**Task requirements**.
The number of lines containing "your" is the only answer wanted; work it out from the entries below.

(Element data from apps and pages)
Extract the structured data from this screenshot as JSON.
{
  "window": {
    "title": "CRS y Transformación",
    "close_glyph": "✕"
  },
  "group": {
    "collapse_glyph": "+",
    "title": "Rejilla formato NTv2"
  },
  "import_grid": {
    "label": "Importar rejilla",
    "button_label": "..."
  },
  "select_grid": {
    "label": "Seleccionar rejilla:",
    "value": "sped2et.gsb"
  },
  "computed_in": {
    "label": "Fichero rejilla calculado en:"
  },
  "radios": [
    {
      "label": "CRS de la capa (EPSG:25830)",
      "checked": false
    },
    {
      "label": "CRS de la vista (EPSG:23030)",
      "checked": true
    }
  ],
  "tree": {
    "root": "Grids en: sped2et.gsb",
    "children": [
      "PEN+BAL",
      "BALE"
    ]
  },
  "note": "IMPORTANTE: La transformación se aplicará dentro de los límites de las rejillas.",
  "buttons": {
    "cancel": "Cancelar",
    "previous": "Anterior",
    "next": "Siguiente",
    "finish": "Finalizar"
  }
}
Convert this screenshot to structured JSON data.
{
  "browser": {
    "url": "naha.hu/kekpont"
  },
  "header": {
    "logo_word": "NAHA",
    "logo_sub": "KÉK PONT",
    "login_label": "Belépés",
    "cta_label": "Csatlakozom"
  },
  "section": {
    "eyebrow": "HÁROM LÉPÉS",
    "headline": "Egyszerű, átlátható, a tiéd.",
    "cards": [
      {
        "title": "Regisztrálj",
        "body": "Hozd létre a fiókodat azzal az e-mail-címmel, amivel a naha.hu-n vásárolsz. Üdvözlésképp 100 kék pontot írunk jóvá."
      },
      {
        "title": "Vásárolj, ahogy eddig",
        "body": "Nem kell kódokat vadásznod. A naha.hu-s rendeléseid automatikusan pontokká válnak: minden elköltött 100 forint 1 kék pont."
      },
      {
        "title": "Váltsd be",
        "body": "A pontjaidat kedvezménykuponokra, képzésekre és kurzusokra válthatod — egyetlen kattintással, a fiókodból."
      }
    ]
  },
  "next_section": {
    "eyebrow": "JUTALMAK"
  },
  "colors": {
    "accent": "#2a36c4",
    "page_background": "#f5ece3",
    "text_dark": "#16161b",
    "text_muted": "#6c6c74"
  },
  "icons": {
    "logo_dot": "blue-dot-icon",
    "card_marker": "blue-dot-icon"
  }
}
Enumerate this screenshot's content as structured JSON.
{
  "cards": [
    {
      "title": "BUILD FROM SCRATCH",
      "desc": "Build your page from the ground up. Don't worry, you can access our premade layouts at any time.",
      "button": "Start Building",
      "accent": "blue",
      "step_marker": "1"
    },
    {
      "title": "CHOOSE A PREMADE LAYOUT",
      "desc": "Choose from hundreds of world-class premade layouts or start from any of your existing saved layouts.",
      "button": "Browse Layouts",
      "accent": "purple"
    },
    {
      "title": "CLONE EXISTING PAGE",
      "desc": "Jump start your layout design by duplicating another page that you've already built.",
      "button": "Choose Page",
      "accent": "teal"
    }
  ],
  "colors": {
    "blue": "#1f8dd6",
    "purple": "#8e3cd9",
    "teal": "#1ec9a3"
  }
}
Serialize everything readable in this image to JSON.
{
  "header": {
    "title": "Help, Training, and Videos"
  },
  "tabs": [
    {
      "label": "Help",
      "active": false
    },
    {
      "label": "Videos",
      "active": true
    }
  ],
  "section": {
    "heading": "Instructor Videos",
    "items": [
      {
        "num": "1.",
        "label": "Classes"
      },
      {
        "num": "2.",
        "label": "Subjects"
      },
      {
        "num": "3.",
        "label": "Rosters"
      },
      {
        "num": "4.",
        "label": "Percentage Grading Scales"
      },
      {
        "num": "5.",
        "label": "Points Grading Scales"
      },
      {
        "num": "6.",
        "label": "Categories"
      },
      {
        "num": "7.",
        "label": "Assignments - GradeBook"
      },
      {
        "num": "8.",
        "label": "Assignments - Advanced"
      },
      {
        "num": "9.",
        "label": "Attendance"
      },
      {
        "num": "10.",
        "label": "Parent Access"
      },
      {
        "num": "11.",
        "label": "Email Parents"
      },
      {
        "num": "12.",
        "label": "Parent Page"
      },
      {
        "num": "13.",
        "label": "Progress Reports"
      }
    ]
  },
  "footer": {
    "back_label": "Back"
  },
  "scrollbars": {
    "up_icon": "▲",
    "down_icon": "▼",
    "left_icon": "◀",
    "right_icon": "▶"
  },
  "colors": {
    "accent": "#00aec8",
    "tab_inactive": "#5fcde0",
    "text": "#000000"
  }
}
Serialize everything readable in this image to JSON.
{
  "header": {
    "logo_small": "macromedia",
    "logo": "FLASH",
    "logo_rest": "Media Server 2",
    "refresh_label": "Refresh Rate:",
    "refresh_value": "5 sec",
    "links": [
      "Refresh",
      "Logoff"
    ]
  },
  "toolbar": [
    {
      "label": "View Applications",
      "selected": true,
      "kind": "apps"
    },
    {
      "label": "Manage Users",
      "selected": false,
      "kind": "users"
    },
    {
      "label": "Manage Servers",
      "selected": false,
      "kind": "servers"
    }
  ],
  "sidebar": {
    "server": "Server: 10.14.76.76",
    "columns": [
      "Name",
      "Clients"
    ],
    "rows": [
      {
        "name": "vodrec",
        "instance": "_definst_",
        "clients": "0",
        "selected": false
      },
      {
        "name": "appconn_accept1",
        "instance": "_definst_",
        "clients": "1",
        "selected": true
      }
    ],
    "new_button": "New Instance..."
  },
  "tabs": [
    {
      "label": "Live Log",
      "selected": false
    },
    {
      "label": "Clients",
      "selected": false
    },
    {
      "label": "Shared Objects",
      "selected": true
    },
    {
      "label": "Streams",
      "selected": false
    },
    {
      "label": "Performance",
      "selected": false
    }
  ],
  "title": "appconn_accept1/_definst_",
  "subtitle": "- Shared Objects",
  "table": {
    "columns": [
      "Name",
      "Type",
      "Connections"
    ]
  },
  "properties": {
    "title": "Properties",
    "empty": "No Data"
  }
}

**Answer section**.
3